*** Opening of Exercise data ***

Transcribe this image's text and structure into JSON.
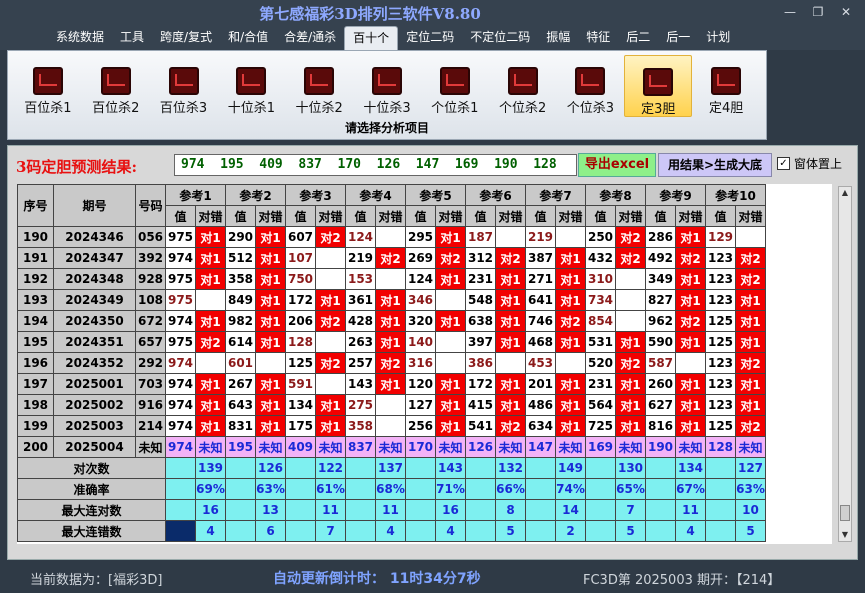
{
  "app": {
    "title": "第七感福彩3D排列三软件V8.80"
  },
  "window_controls": [
    "—",
    "❐",
    "✕"
  ],
  "menu": [
    "系统数据",
    "工具",
    "跨度/复式",
    "和/合值",
    "合差/通杀",
    "百十个",
    "定位二码",
    "不定位二码",
    "振幅",
    "特征",
    "后二",
    "后一",
    "计划"
  ],
  "menu_active": "百十个",
  "ribbon": {
    "items": [
      "百位杀1",
      "百位杀2",
      "百位杀3",
      "十位杀1",
      "十位杀2",
      "十位杀3",
      "个位杀1",
      "个位杀2",
      "个位杀3",
      "定3胆",
      "定4胆"
    ],
    "selected": "定3胆",
    "caption": "请选择分析项目"
  },
  "result": {
    "label": "3码定胆预测结果:",
    "value": "974  195  409  837  170  126  147  169  190  128",
    "export_button": "导出excel",
    "generate_button": "用结果>生成大底",
    "topmost_label": "窗体置上",
    "topmost_checked": true
  },
  "table": {
    "headers": {
      "seq": "序号",
      "period": "期号",
      "number": "号码",
      "value": "值",
      "result": "对错"
    },
    "ref_labels": [
      "参考1",
      "参考2",
      "参考3",
      "参考4",
      "参考5",
      "参考6",
      "参考7",
      "参考8",
      "参考9",
      "参考10"
    ],
    "rows": [
      {
        "seq": "190",
        "period": "2024346",
        "number": "056",
        "cells": [
          [
            "975",
            "对1"
          ],
          [
            "290",
            "对1"
          ],
          [
            "607",
            "对2"
          ],
          [
            "124",
            ""
          ],
          [
            "295",
            "对1"
          ],
          [
            "187",
            ""
          ],
          [
            "219",
            ""
          ],
          [
            "250",
            "对2"
          ],
          [
            "286",
            "对1"
          ],
          [
            "129",
            ""
          ]
        ]
      },
      {
        "seq": "191",
        "period": "2024347",
        "number": "392",
        "cells": [
          [
            "974",
            "对1"
          ],
          [
            "512",
            "对1"
          ],
          [
            "107",
            ""
          ],
          [
            "219",
            "对2"
          ],
          [
            "269",
            "对2"
          ],
          [
            "312",
            "对2"
          ],
          [
            "387",
            "对1"
          ],
          [
            "432",
            "对2"
          ],
          [
            "492",
            "对2"
          ],
          [
            "123",
            "对2"
          ]
        ]
      },
      {
        "seq": "192",
        "period": "2024348",
        "number": "928",
        "cells": [
          [
            "975",
            "对1"
          ],
          [
            "358",
            "对1"
          ],
          [
            "750",
            ""
          ],
          [
            "153",
            ""
          ],
          [
            "124",
            "对1"
          ],
          [
            "231",
            "对1"
          ],
          [
            "271",
            "对1"
          ],
          [
            "310",
            ""
          ],
          [
            "349",
            "对1"
          ],
          [
            "123",
            "对2"
          ]
        ]
      },
      {
        "seq": "193",
        "period": "2024349",
        "number": "108",
        "cells": [
          [
            "975",
            ""
          ],
          [
            "849",
            "对1"
          ],
          [
            "172",
            "对1"
          ],
          [
            "361",
            "对1"
          ],
          [
            "346",
            ""
          ],
          [
            "548",
            "对1"
          ],
          [
            "641",
            "对1"
          ],
          [
            "734",
            ""
          ],
          [
            "827",
            "对1"
          ],
          [
            "123",
            "对1"
          ]
        ]
      },
      {
        "seq": "194",
        "period": "2024350",
        "number": "672",
        "cells": [
          [
            "974",
            "对1"
          ],
          [
            "982",
            "对1"
          ],
          [
            "206",
            "对2"
          ],
          [
            "428",
            "对1"
          ],
          [
            "320",
            "对1"
          ],
          [
            "638",
            "对1"
          ],
          [
            "746",
            "对2"
          ],
          [
            "854",
            ""
          ],
          [
            "962",
            "对2"
          ],
          [
            "125",
            "对1"
          ]
        ]
      },
      {
        "seq": "195",
        "period": "2024351",
        "number": "657",
        "cells": [
          [
            "975",
            "对2"
          ],
          [
            "614",
            "对1"
          ],
          [
            "128",
            ""
          ],
          [
            "263",
            "对1"
          ],
          [
            "140",
            ""
          ],
          [
            "397",
            "对1"
          ],
          [
            "468",
            "对1"
          ],
          [
            "531",
            "对1"
          ],
          [
            "590",
            "对1"
          ],
          [
            "125",
            "对1"
          ]
        ]
      },
      {
        "seq": "196",
        "period": "2024352",
        "number": "292",
        "cells": [
          [
            "974",
            ""
          ],
          [
            "601",
            ""
          ],
          [
            "125",
            "对2"
          ],
          [
            "257",
            "对2"
          ],
          [
            "316",
            ""
          ],
          [
            "386",
            ""
          ],
          [
            "453",
            ""
          ],
          [
            "520",
            "对2"
          ],
          [
            "587",
            ""
          ],
          [
            "123",
            "对2"
          ]
        ]
      },
      {
        "seq": "197",
        "period": "2025001",
        "number": "703",
        "cells": [
          [
            "974",
            "对1"
          ],
          [
            "267",
            "对1"
          ],
          [
            "591",
            ""
          ],
          [
            "143",
            "对1"
          ],
          [
            "120",
            "对1"
          ],
          [
            "172",
            "对1"
          ],
          [
            "201",
            "对1"
          ],
          [
            "231",
            "对1"
          ],
          [
            "260",
            "对1"
          ],
          [
            "123",
            "对1"
          ]
        ]
      },
      {
        "seq": "198",
        "period": "2025002",
        "number": "916",
        "cells": [
          [
            "974",
            "对1"
          ],
          [
            "643",
            "对1"
          ],
          [
            "134",
            "对1"
          ],
          [
            "275",
            ""
          ],
          [
            "127",
            "对1"
          ],
          [
            "415",
            "对1"
          ],
          [
            "486",
            "对1"
          ],
          [
            "564",
            "对1"
          ],
          [
            "627",
            "对1"
          ],
          [
            "123",
            "对1"
          ]
        ]
      },
      {
        "seq": "199",
        "period": "2025003",
        "number": "214",
        "cells": [
          [
            "974",
            "对1"
          ],
          [
            "831",
            "对1"
          ],
          [
            "175",
            "对1"
          ],
          [
            "358",
            ""
          ],
          [
            "256",
            "对1"
          ],
          [
            "541",
            "对2"
          ],
          [
            "634",
            "对1"
          ],
          [
            "725",
            "对1"
          ],
          [
            "816",
            "对1"
          ],
          [
            "125",
            "对2"
          ]
        ]
      }
    ],
    "future": {
      "seq": "200",
      "period": "2025004",
      "number": "未知",
      "values": [
        "974",
        "195",
        "409",
        "837",
        "170",
        "126",
        "147",
        "169",
        "190",
        "128"
      ],
      "status": "未知"
    },
    "stats": [
      {
        "label": "对次数",
        "values": [
          "139",
          "126",
          "122",
          "137",
          "143",
          "132",
          "149",
          "130",
          "134",
          "127"
        ]
      },
      {
        "label": "准确率",
        "values": [
          "69%",
          "63%",
          "61%",
          "68%",
          "71%",
          "66%",
          "74%",
          "65%",
          "67%",
          "63%"
        ]
      },
      {
        "label": "最大连对数",
        "values": [
          "16",
          "13",
          "11",
          "11",
          "16",
          "8",
          "14",
          "7",
          "11",
          "10"
        ]
      },
      {
        "label": "最大连错数",
        "values": [
          "4",
          "6",
          "7",
          "4",
          "4",
          "5",
          "2",
          "5",
          "4",
          "5"
        ]
      }
    ]
  },
  "status": {
    "source": "当前数据为：[福彩3D]",
    "countdown": "自动更新倒计时：  11时34分7秒",
    "draw": "FC3D第 2025003 期开：【214】"
  }
}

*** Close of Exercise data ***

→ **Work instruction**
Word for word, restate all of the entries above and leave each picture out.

→ **Completed task**
Transcribe this image's text and structure into JSON.
{
  "app": {
    "title": "第七感福彩3D排列三软件V8.80"
  },
  "window_controls": [
    "—",
    "❐",
    "✕"
  ],
  "menu": [
    "系统数据",
    "工具",
    "跨度/复式",
    "和/合值",
    "合差/通杀",
    "百十个",
    "定位二码",
    "不定位二码",
    "振幅",
    "特征",
    "后二",
    "后一",
    "计划"
  ],
  "menu_active": "百十个",
  "ribbon": {
    "items": [
      "百位杀1",
      "百位杀2",
      "百位杀3",
      "十位杀1",
      "十位杀2",
      "十位杀3",
      "个位杀1",
      "个位杀2",
      "个位杀3",
      "定3胆",
      "定4胆"
    ],
    "selected": "定3胆",
    "caption": "请选择分析项目"
  },
  "result": {
    "label": "3码定胆预测结果:",
    "value": "974  195  409  837  170  126  147  169  190  128",
    "export_button": "导出excel",
    "generate_button": "用结果>生成大底",
    "topmost_label": "窗体置上",
    "topmost_checked": true
  },
  "table": {
    "headers": {
      "seq": "序号",
      "period": "期号",
      "number": "号码",
      "value": "值",
      "result": "对错"
    },
    "ref_labels": [
      "参考1",
      "参考2",
      "参考3",
      "参考4",
      "参考5",
      "参考6",
      "参考7",
      "参考8",
      "参考9",
      "参考10"
    ],
    "rows": [
      {
        "seq": "190",
        "period": "2024346",
        "number": "056",
        "cells": [
          [
            "975",
            "对1"
          ],
          [
            "290",
            "对1"
          ],
          [
            "607",
            "对2"
          ],
          [
            "124",
            ""
          ],
          [
            "295",
            "对1"
          ],
          [
            "187",
            ""
          ],
          [
            "219",
            ""
          ],
          [
            "250",
            "对2"
          ],
          [
            "286",
            "对1"
          ],
          [
            "129",
            ""
          ]
        ]
      },
      {
        "seq": "191",
        "period": "2024347",
        "number": "392",
        "cells": [
          [
            "974",
            "对1"
          ],
          [
            "512",
            "对1"
          ],
          [
            "107",
            ""
          ],
          [
            "219",
            "对2"
          ],
          [
            "269",
            "对2"
          ],
          [
            "312",
            "对2"
          ],
          [
            "387",
            "对1"
          ],
          [
            "432",
            "对2"
          ],
          [
            "492",
            "对2"
          ],
          [
            "123",
            "对2"
          ]
        ]
      },
      {
        "seq": "192",
        "period": "2024348",
        "number": "928",
        "cells": [
          [
            "975",
            "对1"
          ],
          [
            "358",
            "对1"
          ],
          [
            "750",
            ""
          ],
          [
            "153",
            ""
          ],
          [
            "124",
            "对1"
          ],
          [
            "231",
            "对1"
          ],
          [
            "271",
            "对1"
          ],
          [
            "310",
            ""
          ],
          [
            "349",
            "对1"
          ],
          [
            "123",
            "对2"
          ]
        ]
      },
      {
        "seq": "193",
        "period": "2024349",
        "number": "108",
        "cells": [
          [
            "975",
            ""
          ],
          [
            "849",
            "对1"
          ],
          [
            "172",
            "对1"
          ],
          [
            "361",
            "对1"
          ],
          [
            "346",
            ""
          ],
          [
            "548",
            "对1"
          ],
          [
            "641",
            "对1"
          ],
          [
            "734",
            ""
          ],
          [
            "827",
            "对1"
          ],
          [
            "123",
            "对1"
          ]
        ]
      },
      {
        "seq": "194",
        "period": "2024350",
        "number": "672",
        "cells": [
          [
            "974",
            "对1"
          ],
          [
            "982",
            "对1"
          ],
          [
            "206",
            "对2"
          ],
          [
            "428",
            "对1"
          ],
          [
            "320",
            "对1"
          ],
          [
            "638",
            "对1"
          ],
          [
            "746",
            "对2"
          ],
          [
            "854",
            ""
          ],
          [
            "962",
            "对2"
          ],
          [
            "125",
            "对1"
          ]
        ]
      },
      {
        "seq": "195",
        "period": "2024351",
        "number": "657",
        "cells": [
          [
            "975",
            "对2"
          ],
          [
            "614",
            "对1"
          ],
          [
            "128",
            ""
          ],
          [
            "263",
            "对1"
          ],
          [
            "140",
            ""
          ],
          [
            "397",
            "对1"
          ],
          [
            "468",
            "对1"
          ],
          [
            "531",
            "对1"
          ],
          [
            "590",
            "对1"
          ],
          [
            "125",
            "对1"
          ]
        ]
      },
      {
        "seq": "196",
        "period": "2024352",
        "number": "292",
        "cells": [
          [
            "974",
            ""
          ],
          [
            "601",
            ""
          ],
          [
            "125",
            "对2"
          ],
          [
            "257",
            "对2"
          ],
          [
            "316",
            ""
          ],
          [
            "386",
            ""
          ],
          [
            "453",
            ""
          ],
          [
            "520",
            "对2"
          ],
          [
            "587",
            ""
          ],
          [
            "123",
            "对2"
          ]
        ]
      },
      {
        "seq": "197",
        "period": "2025001",
        "number": "703",
        "cells": [
          [
            "974",
            "对1"
          ],
          [
            "267",
            "对1"
          ],
          [
            "591",
            ""
          ],
          [
            "143",
            "对1"
          ],
          [
            "120",
            "对1"
          ],
          [
            "172",
            "对1"
          ],
          [
            "201",
            "对1"
          ],
          [
            "231",
            "对1"
          ],
          [
            "260",
            "对1"
          ],
          [
            "123",
            "对1"
          ]
        ]
      },
      {
        "seq": "198",
        "period": "2025002",
        "number": "916",
        "cells": [
          [
            "974",
            "对1"
          ],
          [
            "643",
            "对1"
          ],
          [
            "134",
            "对1"
          ],
          [
            "275",
            ""
          ],
          [
            "127",
            "对1"
          ],
          [
            "415",
            "对1"
          ],
          [
            "486",
            "对1"
          ],
          [
            "564",
            "对1"
          ],
          [
            "627",
            "对1"
          ],
          [
            "123",
            "对1"
          ]
        ]
      },
      {
        "seq": "199",
        "period": "2025003",
        "number": "214",
        "cells": [
          [
            "974",
            "对1"
          ],
          [
            "831",
            "对1"
          ],
          [
            "175",
            "对1"
          ],
          [
            "358",
            ""
          ],
          [
            "256",
            "对1"
          ],
          [
            "541",
            "对2"
          ],
          [
            "634",
            "对1"
          ],
          [
            "725",
            "对1"
          ],
          [
            "816",
            "对1"
          ],
          [
            "125",
            "对2"
          ]
        ]
      }
    ],
    "future": {
      "seq": "200",
      "period": "2025004",
      "number": "未知",
      "values": [
        "974",
        "195",
        "409",
        "837",
        "170",
        "126",
        "147",
        "169",
        "190",
        "128"
      ],
      "status": "未知"
    },
    "stats": [
      {
        "label": "对次数",
        "values": [
          "139",
          "126",
          "122",
          "137",
          "143",
          "132",
          "149",
          "130",
          "134",
          "127"
        ]
      },
      {
        "label": "准确率",
        "values": [
          "69%",
          "63%",
          "61%",
          "68%",
          "71%",
          "66%",
          "74%",
          "65%",
          "67%",
          "63%"
        ]
      },
      {
        "label": "最大连对数",
        "values": [
          "16",
          "13",
          "11",
          "11",
          "16",
          "8",
          "14",
          "7",
          "11",
          "10"
        ]
      },
      {
        "label": "最大连错数",
        "values": [
          "4",
          "6",
          "7",
          "4",
          "4",
          "5",
          "2",
          "5",
          "4",
          "5"
        ]
      }
    ]
  },
  "status": {
    "source": "当前数据为：[福彩3D]",
    "countdown": "自动更新倒计时：  11时34分7秒",
    "draw": "FC3D第 2025003 期开：【214】"
  }
}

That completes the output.